- Damyean Dotson, Sophomore, Oregon – Like most freshmen, Dotson may have hit a bit of a wall in the middle of his first season on campus. But down the stretch he was a revelation, scoring in double figures in all six postseason (Pac-12 and NCAA Tourneys) games in which he played. While it would be nice to see him drop a dime every now and then, his credentials as a pure scorer can’t be argued.
- Nick Johnson, Junior, Arizona – He’s gone through a couple stretches early in his career where his jumper failed him. But unlike his freshman year, last year when that jumper dipped for a couple weeks, he was still able to have a positive impact elsewhere on the floor. An elite athlete and terrific defender, Johnson will be called upon to score more this year.
- Josh Huestis, Senior, Stanford – On the very short list for the title of best individual defender in the Pac-12, Huestis can do more than grab nine boards and block two shots per game. Capable of creating his own offense around the rim on putbacks and dump-offs, he’s also expanded his range to become a very reliable mid-range shooter, with occasional forays beyond the arc.
- Jordan Loveridge, Sophomore, Utah – A big body with a sweet touch on a team without many other offensive options?
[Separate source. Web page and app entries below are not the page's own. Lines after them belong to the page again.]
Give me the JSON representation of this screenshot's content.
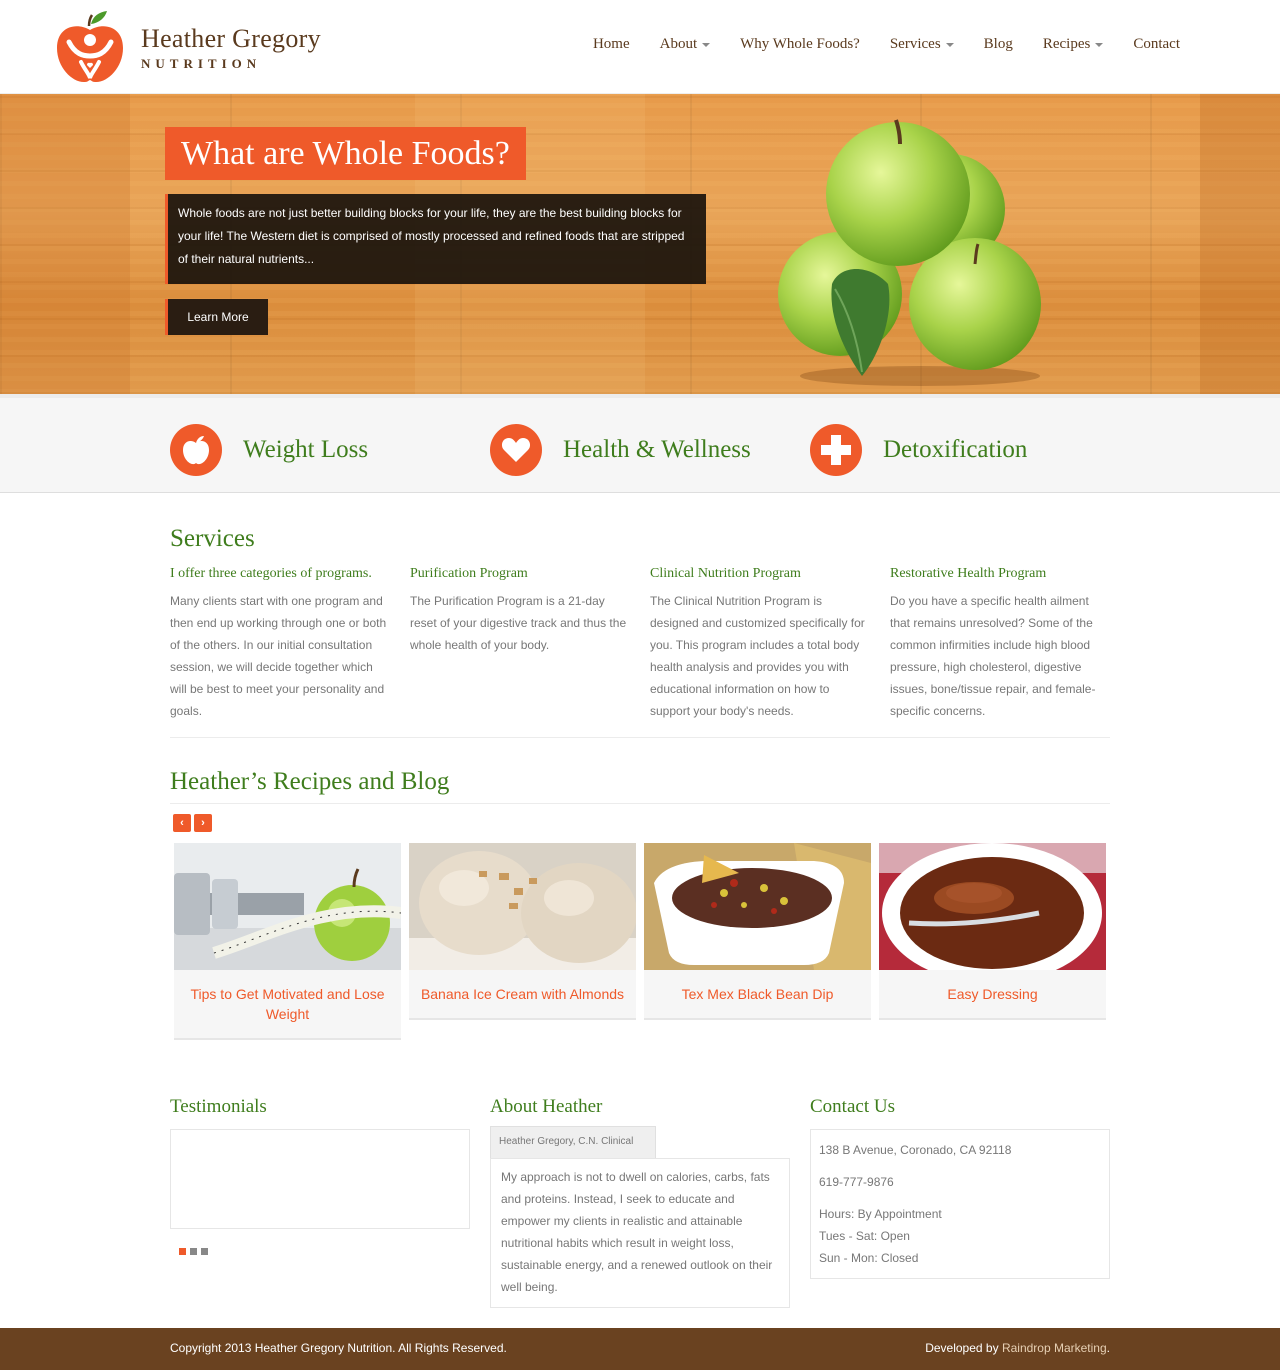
{
  "brand": {
    "name": "Heather Gregory",
    "sub": "NUTRITION"
  },
  "nav": {
    "home": "Home",
    "about": "About",
    "why": "Why Whole Foods?",
    "services": "Services",
    "blog": "Blog",
    "recipes": "Recipes",
    "contact": "Contact"
  },
  "hero": {
    "title": "What are Whole Foods?",
    "text": "Whole foods are not just better building blocks for your life, they are the best building blocks for your life! The Western diet is comprised of mostly processed and refined foods that are stripped of their natural nutrients...",
    "button": "Learn More"
  },
  "features": [
    {
      "label": "Weight Loss",
      "icon": "apple-icon"
    },
    {
      "label": "Health & Wellness",
      "icon": "heart-icon"
    },
    {
      "label": "Detoxification",
      "icon": "cross-icon"
    }
  ],
  "services": {
    "title": "Services",
    "items": [
      {
        "title": "I offer three categories of programs.",
        "body": "Many clients start with one program and then end up working through one or both of the others. In our initial consultation session, we will decide together which will be best to meet your personality and goals."
      },
      {
        "title": "Purification Program",
        "body": "The Purification Program is a 21-day reset of your digestive track and thus the whole health of your body."
      },
      {
        "title": "Clinical Nutrition Program",
        "body": "The Clinical Nutrition Program is designed and customized specifically for you. This program includes a total body health analysis and provides you with educational information on how to support your body's needs."
      },
      {
        "title": "Restorative Health Program",
        "body": "Do you have a specific health ailment that remains unresolved? Some of the common infirmities include high blood pressure, high cholesterol, digestive issues, bone/tissue repair, and female-specific concerns."
      }
    ]
  },
  "blog": {
    "title": "Heather’s Recipes and Blog",
    "cards": [
      {
        "label": "Tips to Get Motivated and Lose Weight"
      },
      {
        "label": "Banana Ice Cream with Almonds"
      },
      {
        "label": "Tex Mex Black Bean Dip"
      },
      {
        "label": "Easy Dressing"
      }
    ]
  },
  "testimonials": {
    "title": "Testimonials"
  },
  "about": {
    "title": "About Heather",
    "tab": "Heather Gregory, C.N. Clinical",
    "body": "My approach is not to dwell on calories, carbs, fats and proteins. Instead, I seek to educate and empower my clients in realistic and attainable nutritional habits which result in weight loss, sustainable energy, and a renewed outlook on their well being."
  },
  "contact": {
    "title": "Contact Us",
    "address": "138 B Avenue, Coronado, CA 92118",
    "phone": "619-777-9876",
    "hours": "Hours: By Appointment",
    "tue_sat": "Tues - Sat: Open",
    "sun_mon": "Sun - Mon: Closed"
  },
  "footer": {
    "copyright": "Copyright 2013 Heather Gregory Nutrition. All Rights Reserved.",
    "developed_prefix": "Developed by",
    "developer": "Raindrop Marketing",
    "developed_suffix": "."
  },
  "colors": {
    "accent": "#ef5a2a",
    "green": "#3f7d1d",
    "brown": "#6a4220"
  }
}
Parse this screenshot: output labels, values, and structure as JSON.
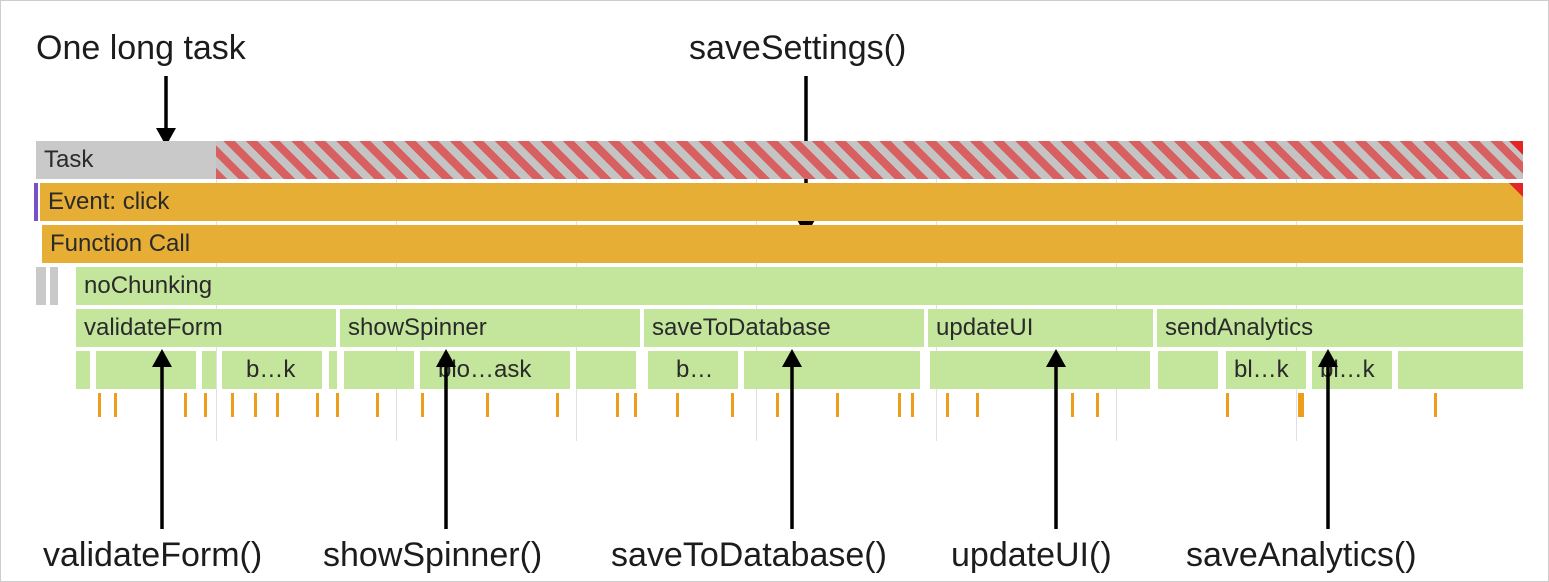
{
  "annotations": {
    "top_left": "One long task",
    "top_right": "saveSettings()",
    "bottom": {
      "validateForm": "validateForm()",
      "showSpinner": "showSpinner()",
      "saveToDatabase": "saveToDatabase()",
      "updateUI": "updateUI()",
      "saveAnalytics": "saveAnalytics()"
    }
  },
  "rows": {
    "task": "Task",
    "event": "Event: click",
    "funcCall": "Function Call",
    "noChunking": "noChunking",
    "children": {
      "validateForm": "validateForm",
      "showSpinner": "showSpinner",
      "saveToDatabase": "saveToDatabase",
      "updateUI": "updateUI",
      "sendAnalytics": "sendAnalytics"
    },
    "microLabels": {
      "bk1": "b…k",
      "bloask": "blo…ask",
      "b": "b…",
      "blk1": "bl…k",
      "blk2": "bl…k"
    }
  },
  "colors": {
    "gray": "#c9c9c9",
    "amber": "#e6ae35",
    "green": "#c3e59c",
    "hatchRed": "#d86060",
    "tick": "#ec9d1b",
    "triRed": "#e52525",
    "purple": "#7851c9"
  }
}
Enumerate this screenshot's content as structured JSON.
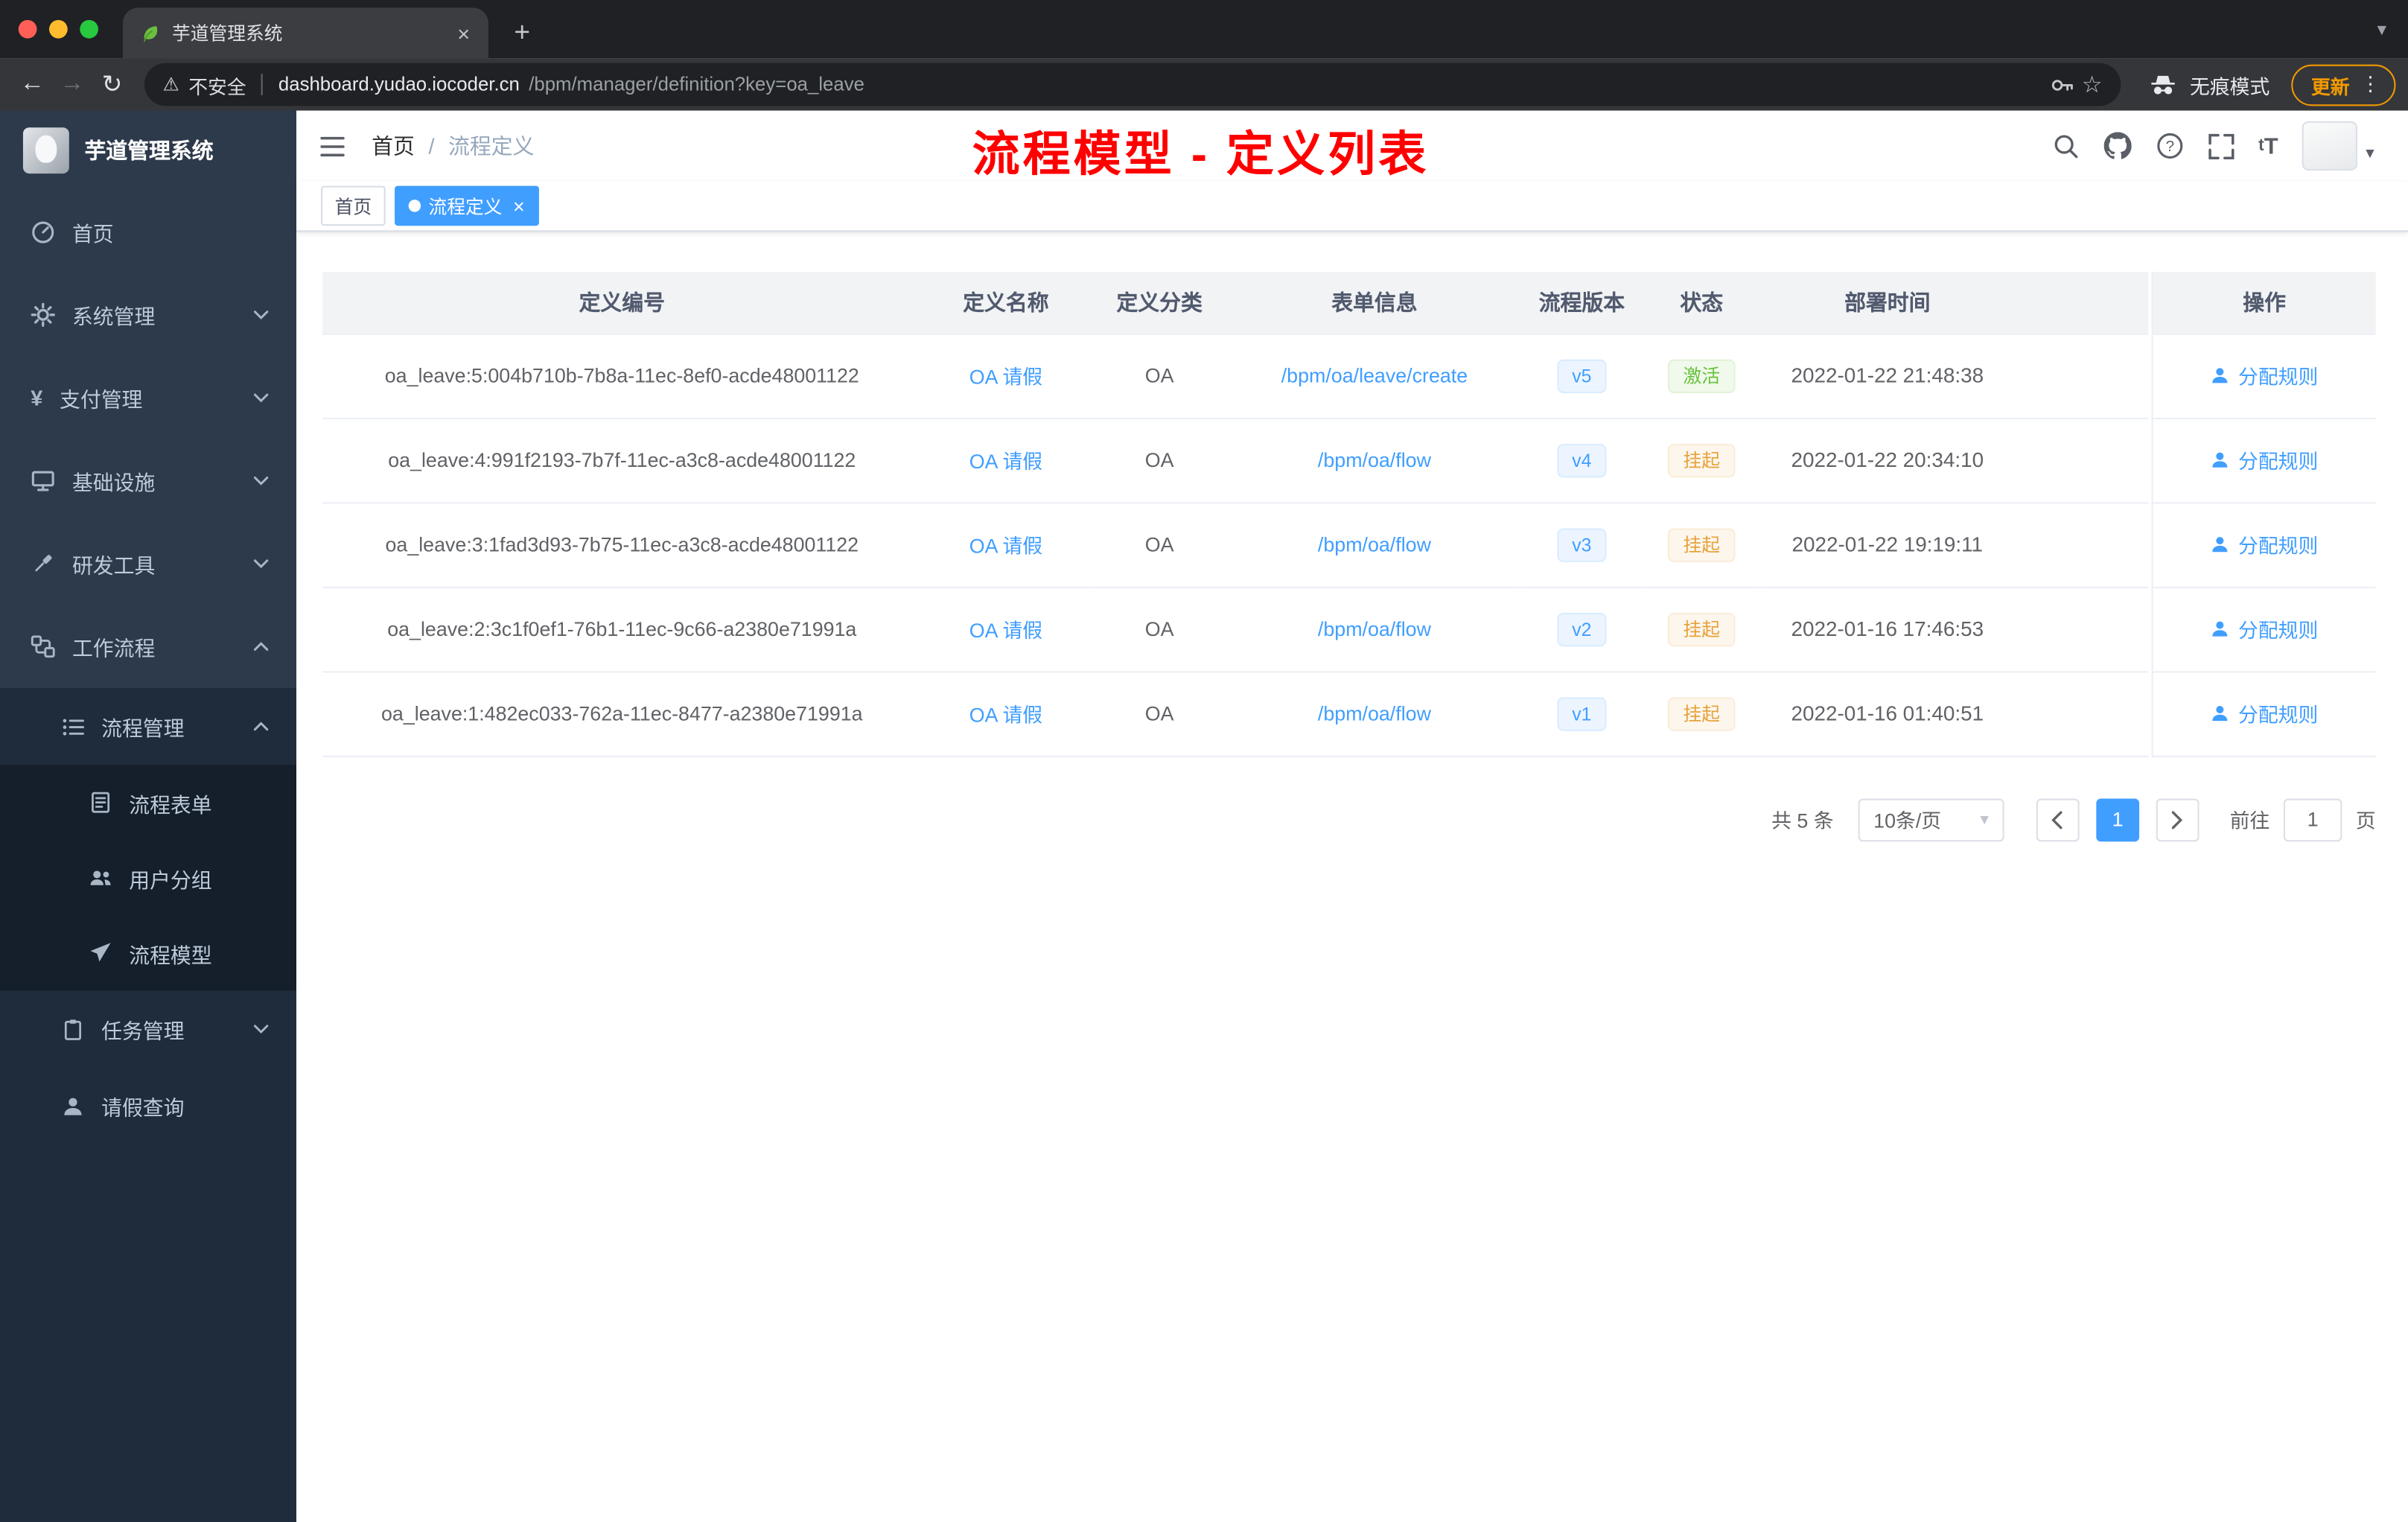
{
  "browser": {
    "tab": {
      "title": "芋道管理系统"
    },
    "address": {
      "security": "不安全",
      "host": "dashboard.yudao.iocoder.cn",
      "path": "/bpm/manager/definition?key=oa_leave"
    },
    "incognito_label": "无痕模式",
    "update_label": "更新"
  },
  "sidebar": {
    "app_title": "芋道管理系统",
    "menu": [
      {
        "label": "首页"
      },
      {
        "label": "系统管理"
      },
      {
        "label": "支付管理"
      },
      {
        "label": "基础设施"
      },
      {
        "label": "研发工具"
      },
      {
        "label": "工作流程"
      },
      {
        "label": "流程管理"
      },
      {
        "label": "流程表单"
      },
      {
        "label": "用户分组"
      },
      {
        "label": "流程模型"
      },
      {
        "label": "任务管理"
      },
      {
        "label": "请假查询"
      }
    ]
  },
  "header": {
    "breadcrumb_home": "首页",
    "breadcrumb_separator": "/",
    "breadcrumb_current": "流程定义",
    "annotation": "流程模型 - 定义列表"
  },
  "tags": {
    "home": "首页",
    "active": "流程定义"
  },
  "table": {
    "columns": {
      "id": "定义编号",
      "name": "定义名称",
      "category": "定义分类",
      "form": "表单信息",
      "version": "流程版本",
      "status": "状态",
      "deploy_time": "部署时间",
      "actions": "操作"
    },
    "rows": [
      {
        "id": "oa_leave:5:004b710b-7b8a-11ec-8ef0-acde48001122",
        "name": "OA 请假",
        "category": "OA",
        "form": "/bpm/oa/leave/create",
        "version": "v5",
        "status": "激活",
        "status_type": "success",
        "deploy_time": "2022-01-22 21:48:38",
        "action": "分配规则"
      },
      {
        "id": "oa_leave:4:991f2193-7b7f-11ec-a3c8-acde48001122",
        "name": "OA 请假",
        "category": "OA",
        "form": "/bpm/oa/flow",
        "version": "v4",
        "status": "挂起",
        "status_type": "warning",
        "deploy_time": "2022-01-22 20:34:10",
        "action": "分配规则"
      },
      {
        "id": "oa_leave:3:1fad3d93-7b75-11ec-a3c8-acde48001122",
        "name": "OA 请假",
        "category": "OA",
        "form": "/bpm/oa/flow",
        "version": "v3",
        "status": "挂起",
        "status_type": "warning",
        "deploy_time": "2022-01-22 19:19:11",
        "action": "分配规则"
      },
      {
        "id": "oa_leave:2:3c1f0ef1-76b1-11ec-9c66-a2380e71991a",
        "name": "OA 请假",
        "category": "OA",
        "form": "/bpm/oa/flow",
        "version": "v2",
        "status": "挂起",
        "status_type": "warning",
        "deploy_time": "2022-01-16 17:46:53",
        "action": "分配规则"
      },
      {
        "id": "oa_leave:1:482ec033-762a-11ec-8477-a2380e71991a",
        "name": "OA 请假",
        "category": "OA",
        "form": "/bpm/oa/flow",
        "version": "v1",
        "status": "挂起",
        "status_type": "warning",
        "deploy_time": "2022-01-16 01:40:51",
        "action": "分配规则"
      }
    ]
  },
  "pagination": {
    "total": "共 5 条",
    "page_size": "10条/页",
    "current_page": "1",
    "goto_label": "前往",
    "goto_value": "1",
    "page_unit": "页"
  },
  "colors": {
    "accent": "#409eff",
    "success": "#67c23a",
    "warning": "#e6a23c",
    "annotation_red": "#ff0000",
    "update_orange": "#f29900"
  }
}
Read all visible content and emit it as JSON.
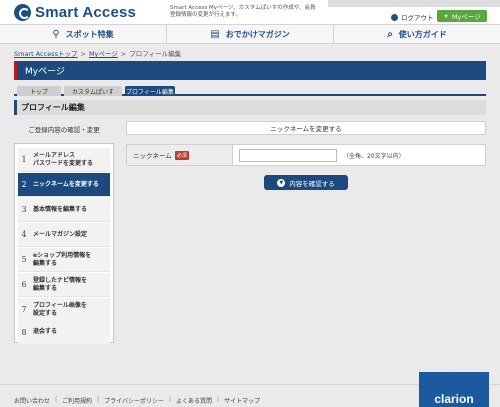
{
  "header": {
    "logo_text": "Smart Access",
    "description": "Smart Access Myページ、カスタムぱいすの作成や、会員登録情報の変更が行えます。",
    "logout_label": "ログアウト",
    "mypage_label": "Myページ"
  },
  "nav": {
    "items": [
      {
        "label": "スポット特集",
        "icon": "person-pin-icon"
      },
      {
        "label": "おでかけマガジン",
        "icon": "book-icon"
      },
      {
        "label": "使い方ガイド",
        "icon": "magnifier-icon"
      }
    ]
  },
  "breadcrumb": {
    "items": [
      "Smart Accessトップ",
      "Myページ",
      "プロフィール編集"
    ],
    "separator": ">"
  },
  "page_title": "Myページ",
  "tabs": [
    {
      "label": "トップ",
      "active": false
    },
    {
      "label": "カスタムぱいす",
      "active": false
    },
    {
      "label": "プロフィール編集",
      "active": true
    }
  ],
  "section_title": "プロフィール編集",
  "left_title": "ご登録内容の確認・変更",
  "steps": [
    {
      "num": "1",
      "label": "メールアドレス\nパスワードを変更する",
      "active": false
    },
    {
      "num": "2",
      "label": "ニックネームを変更する",
      "active": true
    },
    {
      "num": "3",
      "label": "基本情報を編集する",
      "active": false
    },
    {
      "num": "4",
      "label": "メールマガジン設定",
      "active": false
    },
    {
      "num": "5",
      "label": "eショップ利用情報を\n編集する",
      "active": false
    },
    {
      "num": "6",
      "label": "登録したナビ情報を\n編集する",
      "active": false
    },
    {
      "num": "7",
      "label": "プロフィール画像を\n設定する",
      "active": false
    },
    {
      "num": "8",
      "label": "退会する",
      "active": false
    }
  ],
  "form": {
    "title": "ニックネームを変更する",
    "nickname_label": "ニックネーム",
    "required_badge": "必須",
    "nickname_value": "",
    "hint": "（全角、20文字以内）",
    "confirm_label": "内容を確認する"
  },
  "footer": {
    "links": [
      "お問い合わせ",
      "ご利用規約",
      "プライバシーポリシー",
      "よくある質問",
      "サイトマップ"
    ],
    "brand": "clarion"
  },
  "colors": {
    "brand_blue": "#1c4a7e",
    "accent_red": "#b81c1c",
    "mypage_green": "#59a63c"
  }
}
Yeah, expect Loveridge to notch double-doubles on the regular while leading the Utes to their share of surprise wins.
Also receiving votes: Eric Moreland, Senior, Oregon State; Jabari Bird, Freshman, California; Josh Scott, Sophomore, Colorado; Askia Booker, Junior, Colorado